What is being asked
Note each line of the entries that includes "ffffff". Then copy those lines.

Listed entries
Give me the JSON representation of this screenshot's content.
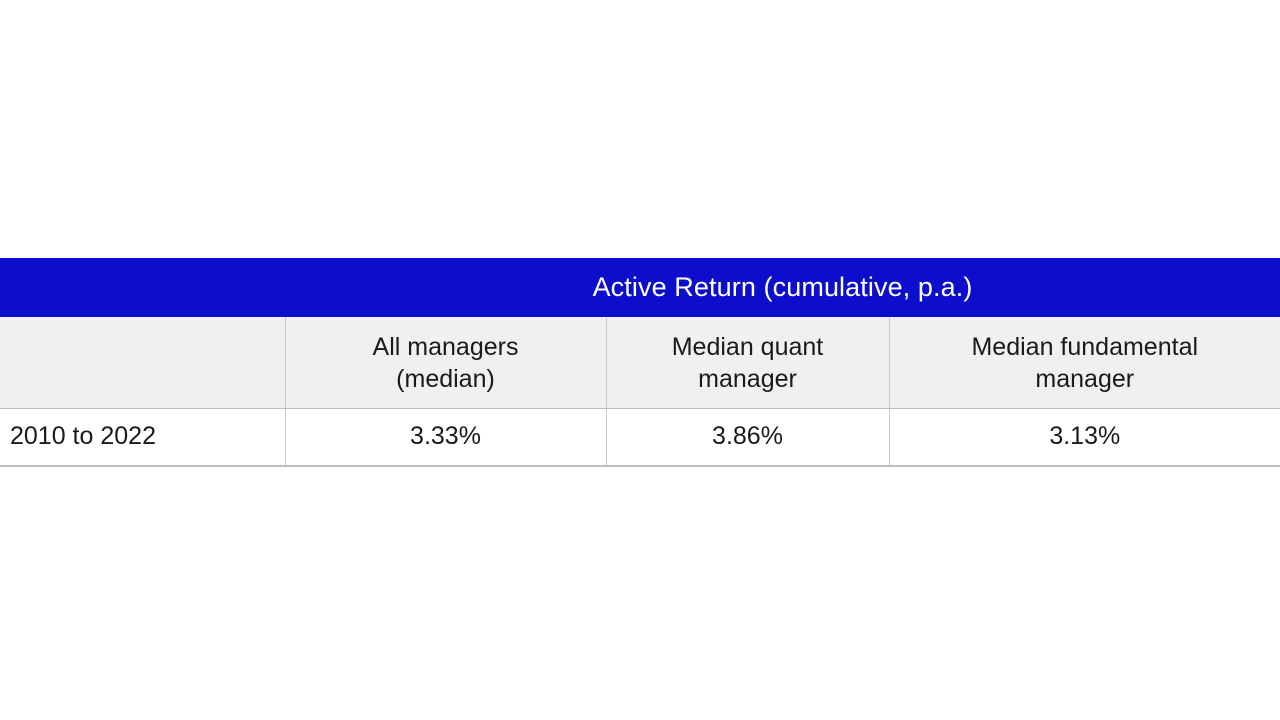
{
  "table": {
    "group_header": {
      "row_label_cell": "",
      "title": "Active Return (cumulative, p.a.)"
    },
    "column_headers": [
      "",
      "All managers\n(median)",
      "Median quant\nmanager",
      "Median fundamental\nmanager"
    ],
    "column_headers_lines": {
      "col1_line1": "All managers",
      "col1_line2": "(median)",
      "col2_line1": "Median quant",
      "col2_line2": "manager",
      "col3_line1": "Median fundamental",
      "col3_line2": "manager"
    },
    "rows": [
      {
        "label": "2010 to 2022",
        "all_managers_median": "3.33%",
        "median_quant_manager": "3.86%",
        "median_fundamental_manager": "3.13%"
      }
    ]
  },
  "colors": {
    "header_blue": "#0d0dcc",
    "header_text": "#ffffff",
    "subheader_gray": "#f0f0f0",
    "body_text": "#1a1a1a",
    "border_gray": "#c8c8c8",
    "page_background": "#ffffff"
  }
}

Exercise result
    "header_text": "#ffffff",
    "page_background": "#ffffff"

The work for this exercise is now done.